> Work instructions
Lines in the records below that contain the word "species" must each be copied.

───── Exercise inputs ─────

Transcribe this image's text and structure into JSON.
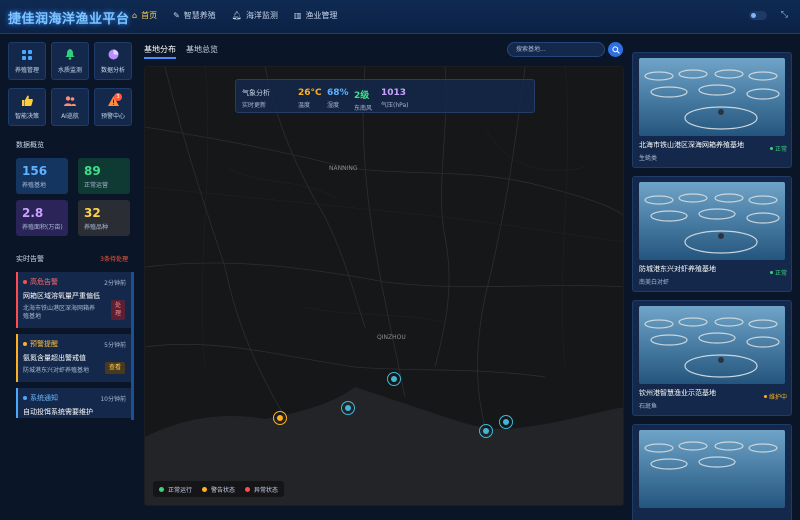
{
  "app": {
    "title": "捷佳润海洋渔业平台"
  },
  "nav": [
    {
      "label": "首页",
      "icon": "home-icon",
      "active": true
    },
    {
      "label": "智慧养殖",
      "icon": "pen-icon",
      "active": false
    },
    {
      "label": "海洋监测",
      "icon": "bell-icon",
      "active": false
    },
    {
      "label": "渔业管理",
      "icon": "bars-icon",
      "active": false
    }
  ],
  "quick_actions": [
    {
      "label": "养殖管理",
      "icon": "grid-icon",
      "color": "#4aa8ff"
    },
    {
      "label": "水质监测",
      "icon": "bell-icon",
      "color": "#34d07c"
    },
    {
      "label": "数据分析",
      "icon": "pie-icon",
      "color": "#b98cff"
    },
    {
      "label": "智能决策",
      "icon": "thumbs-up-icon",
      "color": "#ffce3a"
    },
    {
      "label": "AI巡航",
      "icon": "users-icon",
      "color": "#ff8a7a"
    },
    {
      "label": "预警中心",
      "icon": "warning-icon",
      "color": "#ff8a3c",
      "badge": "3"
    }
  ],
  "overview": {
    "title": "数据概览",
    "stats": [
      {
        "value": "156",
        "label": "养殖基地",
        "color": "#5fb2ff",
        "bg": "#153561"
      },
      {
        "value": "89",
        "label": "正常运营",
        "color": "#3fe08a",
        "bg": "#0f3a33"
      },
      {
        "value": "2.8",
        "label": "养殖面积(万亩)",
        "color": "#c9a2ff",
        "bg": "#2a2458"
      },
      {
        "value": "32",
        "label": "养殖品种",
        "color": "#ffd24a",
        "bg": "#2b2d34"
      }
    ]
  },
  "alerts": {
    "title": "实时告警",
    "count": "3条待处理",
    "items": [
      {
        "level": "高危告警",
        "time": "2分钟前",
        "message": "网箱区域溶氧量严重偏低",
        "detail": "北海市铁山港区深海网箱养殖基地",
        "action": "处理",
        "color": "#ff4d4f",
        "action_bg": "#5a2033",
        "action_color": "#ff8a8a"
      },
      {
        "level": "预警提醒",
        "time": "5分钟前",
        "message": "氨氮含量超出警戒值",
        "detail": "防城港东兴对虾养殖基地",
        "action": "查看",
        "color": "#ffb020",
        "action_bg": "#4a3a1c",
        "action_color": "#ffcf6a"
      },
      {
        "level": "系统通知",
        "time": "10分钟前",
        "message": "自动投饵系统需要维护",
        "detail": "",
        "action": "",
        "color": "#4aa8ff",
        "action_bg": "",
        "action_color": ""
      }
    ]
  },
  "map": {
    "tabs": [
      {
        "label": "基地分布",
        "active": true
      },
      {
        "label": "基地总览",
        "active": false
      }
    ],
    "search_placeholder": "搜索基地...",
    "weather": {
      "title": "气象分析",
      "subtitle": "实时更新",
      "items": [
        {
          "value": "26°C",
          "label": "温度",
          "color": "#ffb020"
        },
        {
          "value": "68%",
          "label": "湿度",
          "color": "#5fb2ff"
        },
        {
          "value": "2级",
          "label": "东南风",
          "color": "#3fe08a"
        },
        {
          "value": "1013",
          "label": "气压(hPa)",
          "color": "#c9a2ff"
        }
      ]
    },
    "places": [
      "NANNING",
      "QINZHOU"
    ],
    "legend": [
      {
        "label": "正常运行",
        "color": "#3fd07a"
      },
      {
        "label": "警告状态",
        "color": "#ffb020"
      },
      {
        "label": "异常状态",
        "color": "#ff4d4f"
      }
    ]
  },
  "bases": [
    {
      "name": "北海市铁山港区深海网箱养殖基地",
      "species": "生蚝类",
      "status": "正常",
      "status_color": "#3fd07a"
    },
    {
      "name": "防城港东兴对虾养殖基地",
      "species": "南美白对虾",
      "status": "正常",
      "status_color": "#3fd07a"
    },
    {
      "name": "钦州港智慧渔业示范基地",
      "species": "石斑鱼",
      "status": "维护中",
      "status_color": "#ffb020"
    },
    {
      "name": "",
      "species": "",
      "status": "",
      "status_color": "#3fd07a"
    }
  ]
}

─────
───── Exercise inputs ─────

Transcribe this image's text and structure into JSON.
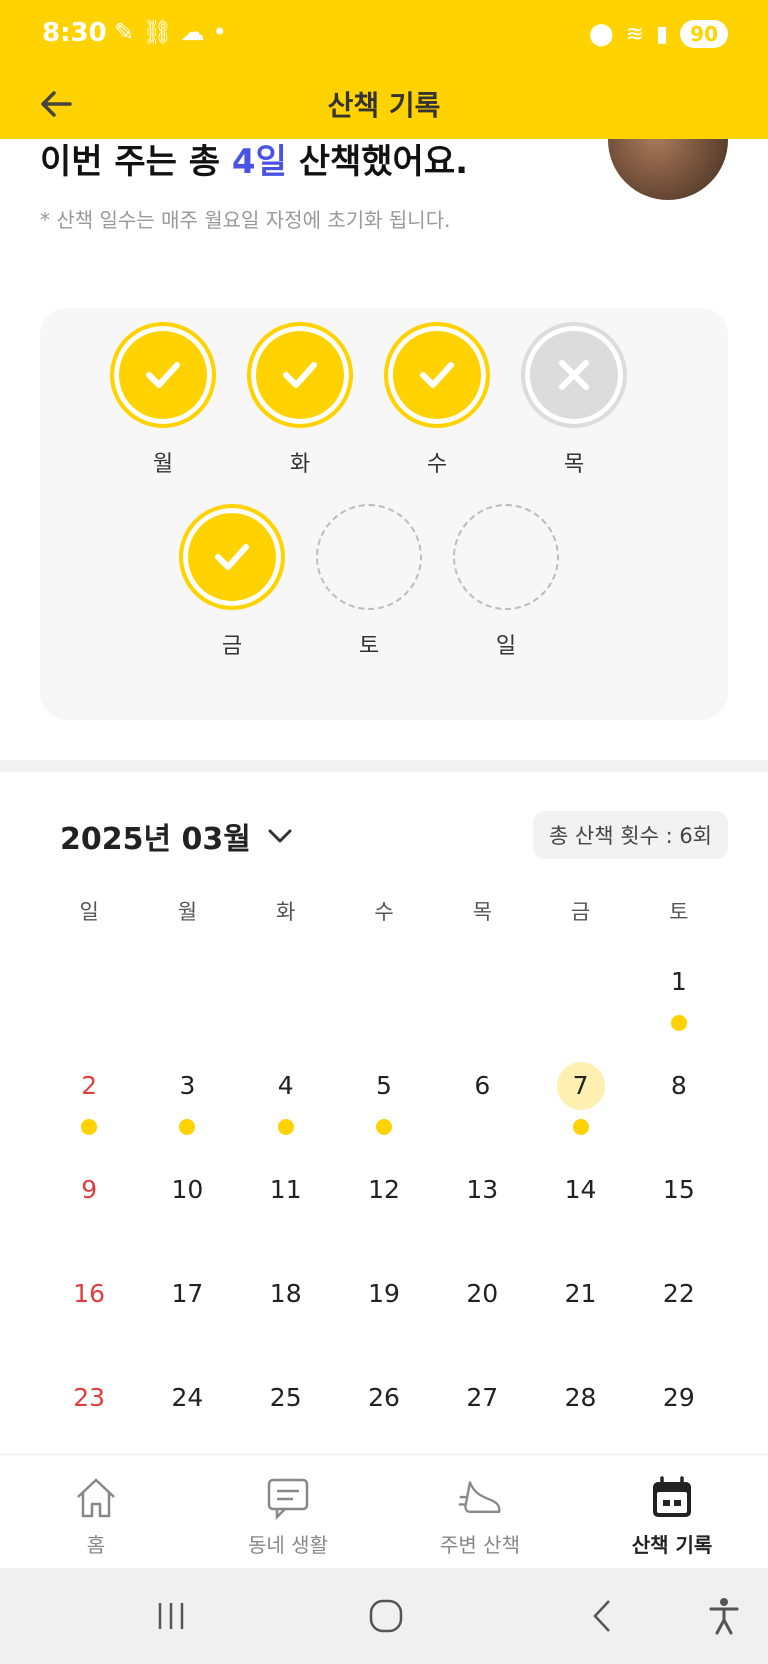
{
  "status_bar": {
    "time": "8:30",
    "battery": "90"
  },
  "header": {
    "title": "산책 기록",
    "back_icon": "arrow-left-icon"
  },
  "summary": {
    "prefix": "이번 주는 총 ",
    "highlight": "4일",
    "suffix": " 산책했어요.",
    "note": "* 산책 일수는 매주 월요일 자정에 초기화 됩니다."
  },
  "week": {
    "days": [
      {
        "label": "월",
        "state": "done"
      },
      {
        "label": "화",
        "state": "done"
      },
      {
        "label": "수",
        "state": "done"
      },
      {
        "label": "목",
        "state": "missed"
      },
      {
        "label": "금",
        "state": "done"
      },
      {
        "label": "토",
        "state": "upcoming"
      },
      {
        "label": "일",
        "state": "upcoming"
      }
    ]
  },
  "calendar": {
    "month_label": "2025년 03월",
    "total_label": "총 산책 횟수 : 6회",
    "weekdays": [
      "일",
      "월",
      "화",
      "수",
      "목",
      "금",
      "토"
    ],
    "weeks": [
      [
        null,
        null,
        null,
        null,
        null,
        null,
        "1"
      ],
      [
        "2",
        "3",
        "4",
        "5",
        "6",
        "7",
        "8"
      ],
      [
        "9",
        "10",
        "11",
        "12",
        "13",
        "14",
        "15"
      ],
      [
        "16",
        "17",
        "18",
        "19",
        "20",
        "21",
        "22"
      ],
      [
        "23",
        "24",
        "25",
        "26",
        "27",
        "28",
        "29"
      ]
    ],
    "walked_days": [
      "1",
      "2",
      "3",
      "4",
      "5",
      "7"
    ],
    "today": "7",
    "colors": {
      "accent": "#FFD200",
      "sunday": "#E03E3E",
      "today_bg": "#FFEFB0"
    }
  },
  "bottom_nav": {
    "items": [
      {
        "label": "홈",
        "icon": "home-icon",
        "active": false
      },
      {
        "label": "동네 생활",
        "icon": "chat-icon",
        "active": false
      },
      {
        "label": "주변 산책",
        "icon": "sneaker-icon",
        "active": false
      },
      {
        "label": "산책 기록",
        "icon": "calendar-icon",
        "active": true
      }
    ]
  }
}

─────

> Your solution
      "species": "生蚝类",
      "species": "南美白对虾",
      "species": "石斑鱼",
      "species": "",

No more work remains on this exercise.